An Exercise to Start Improving Your Vision Naturally

One of the simplest and most powerful exercises is called palming. It is a technique aimed at relaxing the optic nerve and releasing any toxicity and strain that may have built up in that area. According to Schneider, this exercise must be done for at least 8 minutes to fully allow your optic nerve to relax. You can do it several times a day, and for longer stretches if you have time.

  1. Clear space and time: Find a space and time where you won’t be disturbed for 8 minutes. Take a deep breath and let yourself be in the moment.
  2. Warm up your hands: Start by giving your hands a short massage to warm them up. You can do this by rubbing them together as if you’re washing them and opening and closing them to give your fingers a stretch.
  3. Cup your eyes: Once your hands are warm, place them over your eyes in a cup shape, but don’t lean on your hands or put pressure on your eyes themselves. You can prop your arms up on cushions on a table to avoid leaning forward.
  4. See black: Now let your eyes enjoy the darkness created by your palms. Imagine a black screen before you. Black is the colour that allows the optic nerve to fully relax. Imagine the walls being painted black. Imagine the sky as black as night. Imagine black letters being written in black ink or black charcoal colouring a black canvas. Keep thinking of black, black, black for the entire 8 minutes. Have fun with it and let your imagination run wild.
  5. Relax your eyes: Feel your eye muscles soften and let go. When the 8 minutes are up, gently remove your hands from your eyes.
  6. Feel the rejuvenation: Blink several times to allow your eyes to readjust to the room. Look around and enjoy the brightness and rejuvenation your eyes will feel.
  7. Repeat daily: Practise this exercise regularly and consistently in order to achieve vision improvements.

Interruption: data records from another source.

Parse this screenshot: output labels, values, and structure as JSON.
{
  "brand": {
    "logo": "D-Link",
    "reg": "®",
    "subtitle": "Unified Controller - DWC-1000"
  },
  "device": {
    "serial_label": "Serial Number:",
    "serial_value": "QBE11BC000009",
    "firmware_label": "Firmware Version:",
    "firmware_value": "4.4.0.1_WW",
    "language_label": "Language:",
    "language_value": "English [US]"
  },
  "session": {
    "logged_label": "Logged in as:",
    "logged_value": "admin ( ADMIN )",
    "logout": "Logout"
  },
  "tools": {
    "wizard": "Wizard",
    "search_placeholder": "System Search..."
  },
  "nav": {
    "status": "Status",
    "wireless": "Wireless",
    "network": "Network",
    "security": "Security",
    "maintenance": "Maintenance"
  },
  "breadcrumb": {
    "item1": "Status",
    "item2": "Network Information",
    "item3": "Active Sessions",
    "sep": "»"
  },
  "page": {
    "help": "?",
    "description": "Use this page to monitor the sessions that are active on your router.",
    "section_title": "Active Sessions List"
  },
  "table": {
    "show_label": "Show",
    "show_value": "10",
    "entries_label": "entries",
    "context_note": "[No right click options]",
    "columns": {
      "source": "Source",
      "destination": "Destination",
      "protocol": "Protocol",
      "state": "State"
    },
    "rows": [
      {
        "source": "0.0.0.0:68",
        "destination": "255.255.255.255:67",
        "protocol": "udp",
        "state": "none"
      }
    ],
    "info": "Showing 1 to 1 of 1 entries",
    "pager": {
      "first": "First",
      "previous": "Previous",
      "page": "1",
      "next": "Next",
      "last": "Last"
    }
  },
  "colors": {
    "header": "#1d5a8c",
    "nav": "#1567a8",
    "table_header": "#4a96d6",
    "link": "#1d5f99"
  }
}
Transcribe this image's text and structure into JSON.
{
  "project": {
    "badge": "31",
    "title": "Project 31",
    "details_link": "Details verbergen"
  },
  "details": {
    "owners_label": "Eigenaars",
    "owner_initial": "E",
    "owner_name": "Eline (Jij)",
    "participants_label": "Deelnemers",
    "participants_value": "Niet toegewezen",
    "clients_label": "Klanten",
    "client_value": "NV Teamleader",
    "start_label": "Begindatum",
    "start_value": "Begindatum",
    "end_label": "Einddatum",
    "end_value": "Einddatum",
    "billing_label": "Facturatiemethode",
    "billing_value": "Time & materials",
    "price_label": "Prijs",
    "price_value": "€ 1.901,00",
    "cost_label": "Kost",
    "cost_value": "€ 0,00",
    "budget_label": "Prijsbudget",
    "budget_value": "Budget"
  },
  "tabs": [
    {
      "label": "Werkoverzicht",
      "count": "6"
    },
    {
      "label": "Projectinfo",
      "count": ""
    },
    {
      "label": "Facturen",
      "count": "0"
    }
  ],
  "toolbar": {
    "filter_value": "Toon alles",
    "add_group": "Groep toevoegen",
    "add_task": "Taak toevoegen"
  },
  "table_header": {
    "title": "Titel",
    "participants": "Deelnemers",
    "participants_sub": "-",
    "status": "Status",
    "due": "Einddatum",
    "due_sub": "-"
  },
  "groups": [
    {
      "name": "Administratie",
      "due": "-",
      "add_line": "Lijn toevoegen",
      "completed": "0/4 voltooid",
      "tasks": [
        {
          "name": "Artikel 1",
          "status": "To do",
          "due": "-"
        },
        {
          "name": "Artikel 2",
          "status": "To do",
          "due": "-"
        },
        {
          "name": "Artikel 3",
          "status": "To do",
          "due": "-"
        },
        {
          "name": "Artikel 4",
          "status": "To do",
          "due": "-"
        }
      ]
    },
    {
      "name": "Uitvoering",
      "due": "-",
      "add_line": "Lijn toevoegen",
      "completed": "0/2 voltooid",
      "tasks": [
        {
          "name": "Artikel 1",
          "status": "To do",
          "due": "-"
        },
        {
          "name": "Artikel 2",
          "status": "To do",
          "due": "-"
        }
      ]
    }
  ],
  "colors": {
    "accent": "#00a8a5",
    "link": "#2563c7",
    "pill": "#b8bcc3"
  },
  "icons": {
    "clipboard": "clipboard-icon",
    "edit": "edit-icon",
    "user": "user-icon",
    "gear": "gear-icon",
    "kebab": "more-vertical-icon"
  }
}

For more exercises and information about natural vision therapy, see the Canadian Association of Vision Educators.